How To Grow Calibrachoa Plants
I can’t pretend to be an expert in the specifics required to grow most plants, so I’ll defer to the experts over at Gardeners’ World Magazine:
They suggest partial shade with about six hours of sunlight per day, keeping them well-watered while draining excess soil. They grow best in pots and baskets, though that doesn’t mean they can never be planted in the ground.
For more on how to grow Calibrachoa plants, click the link above.
Where Are Calibrachoa Plants Native To?
Most species are native to South America and Central America, which is also where most hummingbirds are native. One Calibrachoa species is most commonly associated with native residence in parts of the United States, Calibrachoa parviflora.
This plant’s common name is the seaside petunia, though it’s not a petunia at all. According to the Smithsonian Environmental Research Center, it may be native to the Gulf Coast states and California in addition to Mexico and South America, while it has also been found in the Northeast for quite some time.

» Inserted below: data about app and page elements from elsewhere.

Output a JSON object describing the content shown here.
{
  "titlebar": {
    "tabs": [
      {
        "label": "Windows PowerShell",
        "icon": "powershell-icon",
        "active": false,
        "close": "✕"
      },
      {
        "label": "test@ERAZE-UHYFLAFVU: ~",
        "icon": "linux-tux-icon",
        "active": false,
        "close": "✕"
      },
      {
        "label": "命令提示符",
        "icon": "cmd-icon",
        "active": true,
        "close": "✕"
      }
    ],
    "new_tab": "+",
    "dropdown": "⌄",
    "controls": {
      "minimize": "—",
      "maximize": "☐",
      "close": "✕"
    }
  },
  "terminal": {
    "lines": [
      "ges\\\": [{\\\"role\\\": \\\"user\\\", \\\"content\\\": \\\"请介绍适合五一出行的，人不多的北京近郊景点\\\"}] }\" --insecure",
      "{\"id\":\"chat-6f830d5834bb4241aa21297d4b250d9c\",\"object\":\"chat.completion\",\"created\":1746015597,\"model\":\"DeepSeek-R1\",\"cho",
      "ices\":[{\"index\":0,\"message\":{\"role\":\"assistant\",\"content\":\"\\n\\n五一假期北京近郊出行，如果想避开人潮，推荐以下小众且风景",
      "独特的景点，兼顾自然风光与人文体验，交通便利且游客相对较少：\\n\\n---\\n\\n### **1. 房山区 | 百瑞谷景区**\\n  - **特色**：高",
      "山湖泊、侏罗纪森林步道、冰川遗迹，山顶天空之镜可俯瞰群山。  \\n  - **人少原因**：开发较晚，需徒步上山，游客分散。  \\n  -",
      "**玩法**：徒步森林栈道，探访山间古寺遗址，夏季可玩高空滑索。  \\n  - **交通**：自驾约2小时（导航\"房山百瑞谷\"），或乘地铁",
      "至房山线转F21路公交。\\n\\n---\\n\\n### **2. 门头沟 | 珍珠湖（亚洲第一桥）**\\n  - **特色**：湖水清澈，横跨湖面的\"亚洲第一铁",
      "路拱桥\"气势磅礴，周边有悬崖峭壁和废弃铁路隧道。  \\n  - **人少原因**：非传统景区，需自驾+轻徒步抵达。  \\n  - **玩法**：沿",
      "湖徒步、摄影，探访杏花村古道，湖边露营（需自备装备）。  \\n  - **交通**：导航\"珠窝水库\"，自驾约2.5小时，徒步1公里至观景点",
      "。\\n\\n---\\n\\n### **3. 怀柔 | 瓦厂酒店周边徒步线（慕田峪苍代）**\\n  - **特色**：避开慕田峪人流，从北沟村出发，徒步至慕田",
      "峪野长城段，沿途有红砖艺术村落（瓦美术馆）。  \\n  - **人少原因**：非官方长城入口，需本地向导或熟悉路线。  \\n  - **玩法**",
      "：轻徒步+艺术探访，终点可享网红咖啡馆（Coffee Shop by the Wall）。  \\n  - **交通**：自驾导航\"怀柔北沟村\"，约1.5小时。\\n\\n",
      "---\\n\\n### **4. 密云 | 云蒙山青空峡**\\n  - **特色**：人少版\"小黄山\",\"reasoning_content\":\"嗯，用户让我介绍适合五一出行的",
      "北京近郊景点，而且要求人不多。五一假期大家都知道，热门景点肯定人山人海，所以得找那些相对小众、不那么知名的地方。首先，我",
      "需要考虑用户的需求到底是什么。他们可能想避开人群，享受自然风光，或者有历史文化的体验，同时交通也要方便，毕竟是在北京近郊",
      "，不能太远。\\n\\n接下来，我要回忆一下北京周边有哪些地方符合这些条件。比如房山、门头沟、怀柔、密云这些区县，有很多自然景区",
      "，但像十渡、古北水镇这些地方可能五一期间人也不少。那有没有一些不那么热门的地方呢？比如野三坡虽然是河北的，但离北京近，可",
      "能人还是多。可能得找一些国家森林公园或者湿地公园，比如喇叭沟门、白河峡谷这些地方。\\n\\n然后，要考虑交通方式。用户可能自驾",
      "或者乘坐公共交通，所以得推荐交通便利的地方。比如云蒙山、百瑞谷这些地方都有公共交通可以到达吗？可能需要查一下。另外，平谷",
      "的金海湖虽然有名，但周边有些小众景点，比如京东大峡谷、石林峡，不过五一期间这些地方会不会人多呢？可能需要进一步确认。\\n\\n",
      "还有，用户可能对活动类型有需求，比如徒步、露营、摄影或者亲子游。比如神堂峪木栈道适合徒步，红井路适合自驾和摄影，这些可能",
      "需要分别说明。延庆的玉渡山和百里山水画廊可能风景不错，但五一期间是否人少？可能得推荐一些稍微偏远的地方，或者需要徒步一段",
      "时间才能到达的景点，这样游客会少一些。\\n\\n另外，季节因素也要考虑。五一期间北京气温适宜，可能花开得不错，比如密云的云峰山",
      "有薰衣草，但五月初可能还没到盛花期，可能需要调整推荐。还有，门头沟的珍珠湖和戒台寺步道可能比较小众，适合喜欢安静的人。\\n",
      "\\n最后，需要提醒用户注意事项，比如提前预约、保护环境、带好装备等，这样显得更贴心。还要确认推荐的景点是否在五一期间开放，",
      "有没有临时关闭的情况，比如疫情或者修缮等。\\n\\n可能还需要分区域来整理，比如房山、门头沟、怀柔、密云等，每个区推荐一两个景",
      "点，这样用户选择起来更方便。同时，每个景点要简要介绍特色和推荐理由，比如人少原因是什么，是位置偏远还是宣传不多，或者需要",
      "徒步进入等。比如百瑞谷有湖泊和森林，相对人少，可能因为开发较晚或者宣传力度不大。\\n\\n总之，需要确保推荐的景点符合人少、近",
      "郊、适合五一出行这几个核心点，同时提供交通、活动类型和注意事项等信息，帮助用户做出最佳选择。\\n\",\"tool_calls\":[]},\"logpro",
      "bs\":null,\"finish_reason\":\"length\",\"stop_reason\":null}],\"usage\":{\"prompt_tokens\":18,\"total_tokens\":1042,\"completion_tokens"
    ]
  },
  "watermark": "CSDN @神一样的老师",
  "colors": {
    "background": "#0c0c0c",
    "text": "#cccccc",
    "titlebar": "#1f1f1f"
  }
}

The center reports that it was found in Baltimore, Philadelphia, and Brooklyn in the 1800s, but it was likely brought there in the dry ballast of ships.
Frequently Asked Questions
What Other Flowers Do Hummingbirds Like?
Hummingbirds are most commonly associated with brightly colored, tubular-shaped flowers, especially red, orange, yellow, and pink ones.
Among the flowers typically considered their favorites are cardinal flower, beebalms, honeysuckles, hummingbird trumpet, columbine, and lupine, though any nectar-providing flower has some opportunity to receive hummingbird visits.
What Else Can You Do To Attract Hummingbirds to Your Yard?
Most of a hummingbird’s diet is typically insects and small spiders, so in addition to natural nectar-rich flowers and feeders, hummingbirds need insects.
Filling your yard with native plants will help the insects immensely, and in turn, it will help the hummingbirds and other songbirds.
And if you want to see hummingbirds regularly, getting them to nest in your yard is the best way to do that. This requires not only food but adequate cover and nesting habitat. Tall deciduous trees as well as shorter bushes for cover will help hummingbirds feel safe in your yard and enhance your chances of making them regular residents in your location.
Fresh water in a bird bath or from a natural source like a pond or river can also be a bonus.